§ **PROBLEM DETAILS**: Copy each line containing "users" from the listing below.

§ **RECORDS PROVIDED**:
★ ★ ★ ★ ★

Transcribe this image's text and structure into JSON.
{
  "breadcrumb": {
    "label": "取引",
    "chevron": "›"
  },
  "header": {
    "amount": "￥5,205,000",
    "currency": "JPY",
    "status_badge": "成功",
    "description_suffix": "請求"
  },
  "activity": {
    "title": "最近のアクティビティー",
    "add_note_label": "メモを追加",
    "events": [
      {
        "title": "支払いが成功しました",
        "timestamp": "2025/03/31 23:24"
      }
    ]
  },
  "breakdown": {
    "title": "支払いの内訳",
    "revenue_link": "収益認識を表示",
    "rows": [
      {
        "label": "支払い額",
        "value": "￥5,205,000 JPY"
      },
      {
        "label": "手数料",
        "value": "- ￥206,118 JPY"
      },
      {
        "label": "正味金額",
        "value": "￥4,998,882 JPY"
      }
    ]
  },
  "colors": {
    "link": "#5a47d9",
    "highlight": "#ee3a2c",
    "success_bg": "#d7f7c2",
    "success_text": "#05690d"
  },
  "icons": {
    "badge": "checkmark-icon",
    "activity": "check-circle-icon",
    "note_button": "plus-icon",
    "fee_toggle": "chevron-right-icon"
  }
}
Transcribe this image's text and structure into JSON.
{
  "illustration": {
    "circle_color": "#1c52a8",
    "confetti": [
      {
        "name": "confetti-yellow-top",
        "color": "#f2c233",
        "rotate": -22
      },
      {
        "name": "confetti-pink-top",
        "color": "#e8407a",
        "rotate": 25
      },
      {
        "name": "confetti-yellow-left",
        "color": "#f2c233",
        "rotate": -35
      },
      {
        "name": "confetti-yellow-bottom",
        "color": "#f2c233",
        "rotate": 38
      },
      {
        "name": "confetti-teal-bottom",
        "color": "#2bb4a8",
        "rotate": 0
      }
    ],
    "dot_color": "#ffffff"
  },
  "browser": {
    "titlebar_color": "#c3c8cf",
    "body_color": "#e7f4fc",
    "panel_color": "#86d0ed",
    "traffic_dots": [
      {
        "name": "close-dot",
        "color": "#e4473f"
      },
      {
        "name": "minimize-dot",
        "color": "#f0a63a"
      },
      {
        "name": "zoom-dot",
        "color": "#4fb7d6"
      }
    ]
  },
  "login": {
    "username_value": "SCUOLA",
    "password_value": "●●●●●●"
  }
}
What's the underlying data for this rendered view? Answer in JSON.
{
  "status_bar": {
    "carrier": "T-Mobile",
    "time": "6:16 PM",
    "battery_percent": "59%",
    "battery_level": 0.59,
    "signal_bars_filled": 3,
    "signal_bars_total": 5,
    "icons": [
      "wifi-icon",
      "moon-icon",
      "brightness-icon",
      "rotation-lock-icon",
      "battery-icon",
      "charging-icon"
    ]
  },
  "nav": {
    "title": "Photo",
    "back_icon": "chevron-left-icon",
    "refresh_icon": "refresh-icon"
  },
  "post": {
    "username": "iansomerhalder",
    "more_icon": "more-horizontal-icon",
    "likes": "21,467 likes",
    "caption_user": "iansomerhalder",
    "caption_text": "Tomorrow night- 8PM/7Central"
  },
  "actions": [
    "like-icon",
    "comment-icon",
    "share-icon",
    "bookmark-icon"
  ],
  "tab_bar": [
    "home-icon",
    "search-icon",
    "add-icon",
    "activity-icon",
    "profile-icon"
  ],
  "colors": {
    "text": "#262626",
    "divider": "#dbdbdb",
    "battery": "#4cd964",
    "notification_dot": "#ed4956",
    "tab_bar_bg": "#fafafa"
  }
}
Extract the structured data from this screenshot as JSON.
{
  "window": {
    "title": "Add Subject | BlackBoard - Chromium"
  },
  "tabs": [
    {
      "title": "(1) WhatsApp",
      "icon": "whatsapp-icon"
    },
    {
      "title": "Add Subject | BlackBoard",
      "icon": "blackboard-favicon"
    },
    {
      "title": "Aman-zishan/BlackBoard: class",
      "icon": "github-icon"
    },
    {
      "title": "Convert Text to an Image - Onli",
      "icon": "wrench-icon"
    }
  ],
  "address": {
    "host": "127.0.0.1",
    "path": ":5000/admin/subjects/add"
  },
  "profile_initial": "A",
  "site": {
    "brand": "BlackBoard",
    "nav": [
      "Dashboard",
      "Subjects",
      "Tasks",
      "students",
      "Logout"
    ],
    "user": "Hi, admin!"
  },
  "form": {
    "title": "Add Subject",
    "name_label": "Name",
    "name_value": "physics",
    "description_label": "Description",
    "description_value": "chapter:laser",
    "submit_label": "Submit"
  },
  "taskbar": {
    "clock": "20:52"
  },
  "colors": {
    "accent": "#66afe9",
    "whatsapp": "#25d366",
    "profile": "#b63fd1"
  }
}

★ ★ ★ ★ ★

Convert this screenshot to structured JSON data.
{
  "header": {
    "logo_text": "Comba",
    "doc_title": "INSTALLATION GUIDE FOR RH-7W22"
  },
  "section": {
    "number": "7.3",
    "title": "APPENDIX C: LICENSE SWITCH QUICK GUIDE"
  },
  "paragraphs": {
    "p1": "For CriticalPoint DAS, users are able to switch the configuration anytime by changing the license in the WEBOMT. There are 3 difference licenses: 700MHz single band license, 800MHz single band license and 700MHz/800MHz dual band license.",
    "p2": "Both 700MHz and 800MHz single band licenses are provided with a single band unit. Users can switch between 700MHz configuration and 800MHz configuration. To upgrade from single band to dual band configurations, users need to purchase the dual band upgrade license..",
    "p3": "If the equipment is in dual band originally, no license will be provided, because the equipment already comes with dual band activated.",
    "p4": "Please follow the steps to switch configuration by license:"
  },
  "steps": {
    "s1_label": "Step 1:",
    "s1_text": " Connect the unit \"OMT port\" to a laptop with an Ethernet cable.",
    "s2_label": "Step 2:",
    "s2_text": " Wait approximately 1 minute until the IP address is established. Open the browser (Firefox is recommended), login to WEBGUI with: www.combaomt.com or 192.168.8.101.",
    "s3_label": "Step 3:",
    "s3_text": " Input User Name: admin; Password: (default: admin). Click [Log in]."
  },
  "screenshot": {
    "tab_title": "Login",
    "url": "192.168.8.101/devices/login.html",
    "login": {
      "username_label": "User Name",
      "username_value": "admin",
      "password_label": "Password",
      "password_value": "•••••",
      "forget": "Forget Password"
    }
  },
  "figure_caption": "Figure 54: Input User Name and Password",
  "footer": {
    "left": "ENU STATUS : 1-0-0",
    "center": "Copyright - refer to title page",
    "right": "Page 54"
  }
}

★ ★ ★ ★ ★

§ **REPLY TO THE EXERCISE**:
    "p1": "For CriticalPoint DAS, users are able to switch the configuration anytime by changing the license in the WEBOMT. There are 3 difference licenses: 700MHz single band license, 800MHz single band license and 700MHz/800MHz dual band license.",
    "p2": "Both 700MHz and 800MHz single band licenses are provided with a single band unit. Users can switch between 700MHz configuration and 800MHz configuration. To upgrade from single band to dual band configurations, users need to purchase the dual band upgrade license..",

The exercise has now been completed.